  12. Type 2 • Inattentive ADHD-disorganization, poor follow through, and under activity. • The areas of poor blood infusion were more spread over the brain. • Stimulant medications such as Adderal and Concerta were appropriate. • A high protein-low carbohydrate diet and aerobic exercise was recommended.

  13. Type 3 • Over focused ADHD-rigid thought process, stubborn, difficulty shifting tasks, rule governed, not a flexible thinker, addictive personality. • Stimulants will not work. An antidepressant such as Effexor is recommended. • Add more carbohydrates to diet and aerobic exercise is appropriate.

  14. Type 4 • Lymbic- The lymbic system is in the middle of the brain and deals with emotion and expression. • This person is distractible, poorly organized, etc, but also very moody. • Amen treated this type with Welbutrin. • A well balanced diet is recommended.

  15. Type 5 • Temperal ADHD-occurs in the temperal lobe of the brain. • All the classic ADHD symptoms in addition to memory problems. These children are poor predictors and can’t place themselves in time. • Anticonvulsive medicines such as Depacote and Tegratal are recommended. • A high protein diet along with simple carbohydrates was recommended.

  16. Type 6 • Ring of Fire ADHD • The child appears behaviorally disordered, defiant, unable to sit still and attend. May look Bipolar. • Problems with infusion all around the brain which interferes with regulation of behavior, emotion, and judgment. • An antipsychotic medication such as Risperdal and Zyprexa are recommended. • Diet should include high protein and simple carbohydrates.

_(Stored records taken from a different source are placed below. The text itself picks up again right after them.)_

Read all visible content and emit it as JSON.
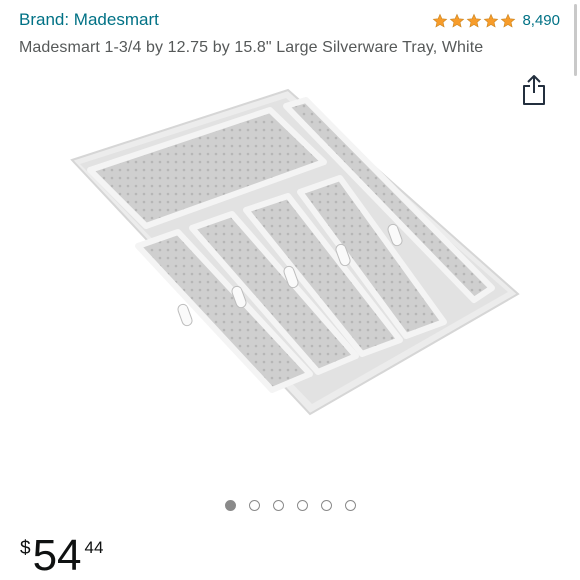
{
  "brand_link": "Brand: Madesmart",
  "rating": {
    "stars": 5,
    "count": "8,490",
    "star_color": "#F79C2A"
  },
  "product_title": "Madesmart 1-3/4 by 12.75 by 15.8\" Large Silverware Tray, White",
  "share_icon": "share-icon",
  "image_carousel": {
    "total": 6,
    "active_index": 0
  },
  "price": {
    "symbol": "$",
    "whole": "54",
    "fraction": "44"
  },
  "colors": {
    "link": "#007185",
    "text": "#0F1111",
    "secondary_text": "#565959"
  }
}
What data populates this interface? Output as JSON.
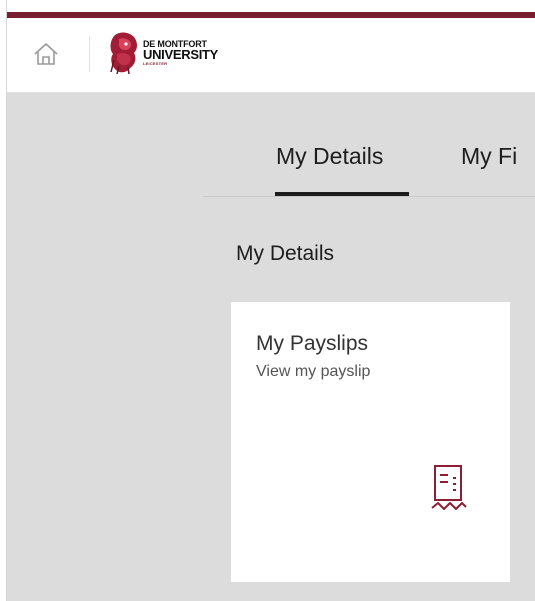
{
  "header": {
    "home_icon": "home-icon",
    "logo": {
      "line1": "DE MONTFORT",
      "line2": "UNIVERSITY",
      "line3": "LEICESTER",
      "emblem_icon": "lion-crest-icon"
    }
  },
  "tabs": [
    {
      "label": "My Details",
      "selected": true
    },
    {
      "label": "My Fi",
      "selected": false
    }
  ],
  "section": {
    "title": "My Details"
  },
  "tiles": [
    {
      "title": "My Payslips",
      "subtitle": "View my payslip",
      "icon": "payslip-icon"
    }
  ],
  "colors": {
    "brand": "#7a1d2e",
    "background": "#dcdcdc",
    "tab_indicator": "#1d1d1d",
    "tile_background": "#ffffff"
  }
}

  17. Long Term Study of Treatment for ADHD By the MTA Cooperative Group • Four types of treatment were studied. 1. Medication alone 2. Intensive behavioral therapy alone 3. Combination of medication and behavior 4. Routine community care

  18. Study Results • Medication alone and the combination treatment were more effective than behavioral therapy and routine community care. • The combination of medication and therapy was not proven to be better than medication alone. • Combined treatment outcomes were achieved with significantly lower medication doses than used in medication management.

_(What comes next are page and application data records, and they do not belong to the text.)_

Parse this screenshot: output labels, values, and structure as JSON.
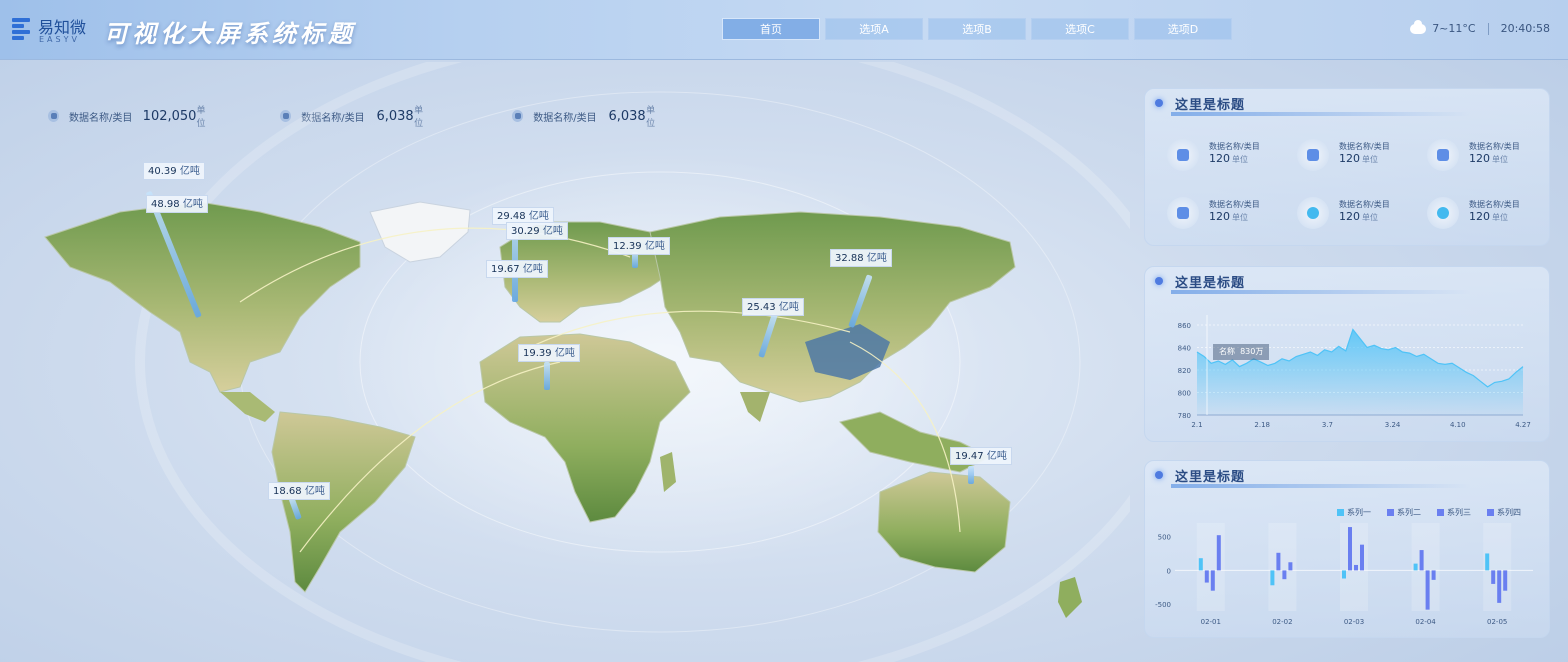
{
  "header": {
    "logo_cn": "易知微",
    "logo_en": "EASYV",
    "title": "可视化大屏系统标题",
    "nav": [
      {
        "label": "首页",
        "active": true
      },
      {
        "label": "选项A",
        "active": false
      },
      {
        "label": "选项B",
        "active": false
      },
      {
        "label": "选项C",
        "active": false
      },
      {
        "label": "选项D",
        "active": false
      }
    ],
    "weather": {
      "temp": "7~11°C",
      "time": "20:40:58",
      "icon": "cloud-icon"
    }
  },
  "stats": [
    {
      "label": "数据名称/类目",
      "value": "102,050",
      "unit": "单位",
      "icon": "shield-icon"
    },
    {
      "label": "数据名称/类目",
      "value": "6,038",
      "unit": "单位",
      "icon": "user-icon"
    },
    {
      "label": "数据名称/类目",
      "value": "6,038",
      "unit": "单位",
      "icon": "user-icon"
    }
  ],
  "map": {
    "callouts": [
      {
        "value": "40.39",
        "unit": "亿吨"
      },
      {
        "value": "48.98",
        "unit": "亿吨"
      },
      {
        "value": "29.48",
        "unit": "亿吨"
      },
      {
        "value": "30.29",
        "unit": "亿吨"
      },
      {
        "value": "12.39",
        "unit": "亿吨"
      },
      {
        "value": "19.67",
        "unit": "亿吨"
      },
      {
        "value": "32.88",
        "unit": "亿吨"
      },
      {
        "value": "25.43",
        "unit": "亿吨"
      },
      {
        "value": "19.39",
        "unit": "亿吨"
      },
      {
        "value": "19.47",
        "unit": "亿吨"
      },
      {
        "value": "18.68",
        "unit": "亿吨"
      }
    ]
  },
  "panel1": {
    "title": "这里是标题",
    "kpis": [
      {
        "label": "数据名称/类目",
        "value": "120",
        "unit": "单位",
        "icon": "user-card-icon"
      },
      {
        "label": "数据名称/类目",
        "value": "120",
        "unit": "单位",
        "icon": "calendar-icon"
      },
      {
        "label": "数据名称/类目",
        "value": "120",
        "unit": "单位",
        "icon": "document-icon"
      },
      {
        "label": "数据名称/类目",
        "value": "120",
        "unit": "单位",
        "icon": "image-icon"
      },
      {
        "label": "数据名称/类目",
        "value": "120",
        "unit": "单位",
        "icon": "circle-icon"
      },
      {
        "label": "数据名称/类目",
        "value": "120",
        "unit": "单位",
        "icon": "pie-icon"
      }
    ]
  },
  "panel2": {
    "title": "这里是标题",
    "tooltip": {
      "name": "名称",
      "value": "830万"
    },
    "chart_data": {
      "type": "area",
      "x_ticks": [
        "2.1",
        "2.18",
        "3.7",
        "3.24",
        "4.10",
        "4.27"
      ],
      "y_ticks": [
        780,
        800,
        820,
        840,
        860
      ],
      "ylim": [
        780,
        860
      ],
      "values": [
        836,
        832,
        826,
        828,
        825,
        829,
        823,
        826,
        830,
        827,
        824,
        826,
        830,
        828,
        832,
        834,
        836,
        833,
        838,
        836,
        841,
        837,
        856,
        848,
        840,
        842,
        839,
        838,
        840,
        836,
        835,
        832,
        834,
        830,
        826,
        825,
        826,
        822,
        818,
        815,
        810,
        805,
        809,
        810,
        812,
        818,
        823
      ]
    }
  },
  "panel3": {
    "title": "这里是标题",
    "chart_data": {
      "type": "bar",
      "categories": [
        "02-01",
        "02-02",
        "02-03",
        "02-04",
        "02-05"
      ],
      "y_ticks": [
        500,
        0,
        -500
      ],
      "ylim": [
        -600,
        700
      ],
      "series": [
        {
          "name": "系列一",
          "color": "#4fc3f7",
          "values": [
            180,
            -220,
            -120,
            100,
            250
          ]
        },
        {
          "name": "系列二",
          "color": "#6a7ff0",
          "values": [
            -180,
            260,
            640,
            300,
            -200
          ]
        },
        {
          "name": "系列三",
          "color": "#6a7ff0",
          "values": [
            -300,
            -130,
            80,
            -580,
            -480
          ]
        },
        {
          "name": "系列四",
          "color": "#6a7ff0",
          "values": [
            520,
            120,
            380,
            -140,
            -300
          ]
        }
      ]
    }
  }
}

  19. Study Results • In the study, children generally tolerated their medication well, including a third dose given in the afternoon. • 36% no side effects • 50% mild side effects • 11% moderate side effects • 3% severe side effects

  20. Using Medication With an ADHD ChildTaken From Northwest Counseling Services, S.C. • Myth: Using medication to treat ADHD will lead to other problems down the road. • Fact: Untreated ADHD has far greater consequences than an ADHD that is treated with appropriate medication.

  21. Using Medication With an ADHD Child continued • Children whose ADHD is not treated with medicine are far more likely to develop problems with drug and alcohol abuse in their teens and early twenties. • By some estimates as many as 35% of untreated ADHD children never finish High School. • Almost twice as many untreated ADHD children will choose to smoke cigarettes (19%) as opposed to their treated peers (10%).

  22. Using Medication With an ADHD Child continued • Research indicates that 43% of untreated ADHD boys who are hyperactive will be arrested for a felony by age 16. • Parents of untreated ADHD children divorce at a much higher rate that those of treated ADHD children. • Adolescent & adult drivers with untreated ADHD take more risks and have more accidents.

  23. Myths About ADHD • Myth: Stimulants such as Ritilin agitate children with ADHD. • Fact: Stimulants slow them down and help them to be calm.

  24. Myths About ADHD • Antidepressants are a suicide risk. False: The risk is not caused by the pill. A depressed person may lack the energy to harm him/herself. When the person starts to get better they gain energy to complete the act.

  25. Myths About ADHD • Stimulants cause cardiac problems. False: A pre-existing condition is the cause. • Watching television causes ADHD. False: The problem is having a TV in the child’s bedroom. It increases issues like social isolation, not ADHD.